It’s always great to find a new way to cook rice as it’s such an important staple on a gluten-free diet. The wonderful flavours of the saffron strands, with the cinnamon and cumin seeds, give the rice a lovely exotic flavour and the onion, courgette, dried fruits and nuts add even more delicious flavours and textures. And this method is wonderful – you get light, fluffy rice that’s absolutely not stodgy or watery – and with a slightly crunchy crust. Lovely! I couldn’t find dried barberries locally so I used dried cranberries instead.

gluten-free, dairy-free, yeast-free, egg-free, seed-free

Serves 4     Preparation time 10 minutes, plus 1 hour soaking the rice if you like     Cooking time 20 minutes
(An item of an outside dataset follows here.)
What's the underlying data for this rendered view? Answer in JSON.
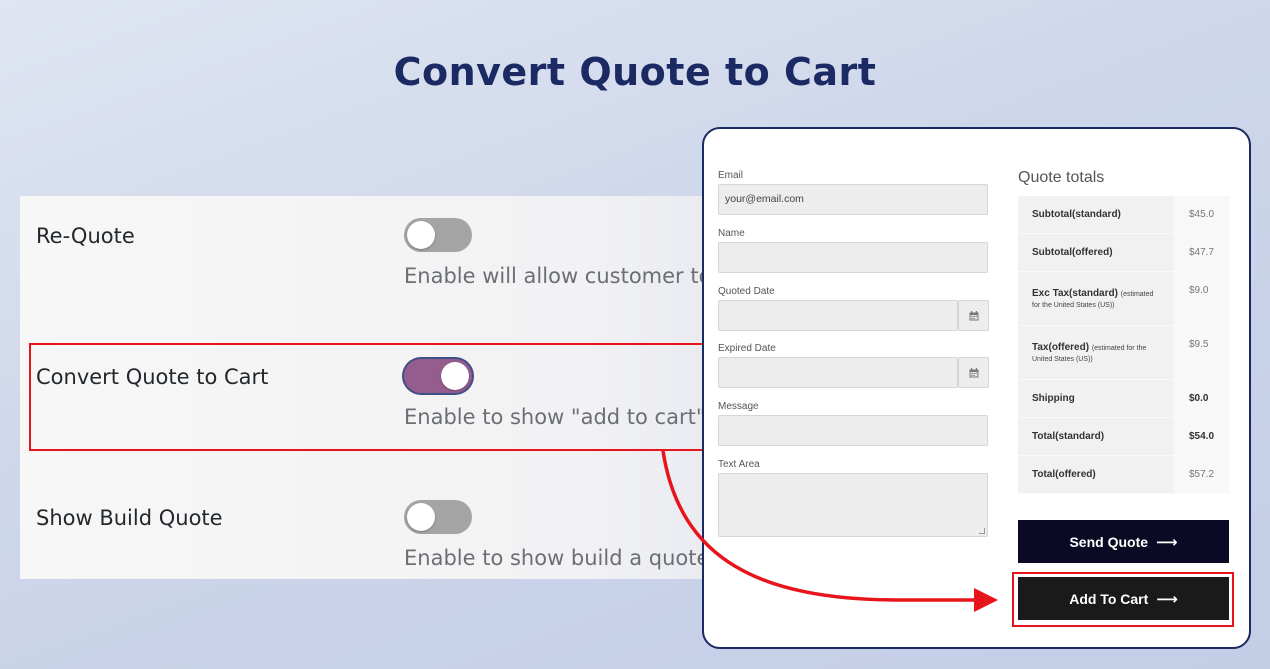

  • 250g/9oz/1¼ cups basmati rice
  • ½ tsp salt, plus extra for seasoning
  • ½ tsp saffron strands
  • 2 tbsp olive oil
  • 1 onion, finely chopped
  • 1 courgette, diced
  • grated zest of 1 orange
  • 1 tsp cumin seeds
  • 1 tsp cinnamon
  • 60g/2¼oz/⅓ cup unsulphured dried apricots, chopped
  • 55g/2oz/⅓ cup blanched almonds, chopped
  • 35g/1¼oz butter
  • 3 tbsp dried barberries
  • freshly ground black pepper
  1. If time allows, soak the rice for 1 hour, then drain and rinse under cold running water. Put the rice and salt in a saucepan and cover with water. Bring to the boil, then reduce the heat to low and simmer for 4 minutes. Drain again and set aside. Clean the pan.
  2. Put the saffron and 4 tablespoons hot water in a small bowl and set aside to infuse. Meanwhile, heat half of the olive oil in a frying pan over a medium-low heat and fry the onion for 6 minutes, stirring occasionally, until softened. Add the courgette and cook for another 3 minutes, then stir in the orange zest, cumin seeds, cinnamon, dried apricots and almonds. Add the saffron and its soaking liquid, season with salt and pepper and mix well.
  3. Heat the butter and remaining oil in the cleaned saucepan over a medium-low heat. When melted, add half of the rice and top with half of the vegetable mixture, then layer again with the rest of the rice and then the vegetable mixture. Using the handle of a wooden spoon, poke five holes into the rice and pour 1 teaspoon of boiling water into each. Cover with a tight-fitting lid and cook over a low heat for 10–15 minutes until the rice is tender and there is a light golden ‘crust’ on the bottom. Sprinkle with the barberries and serve.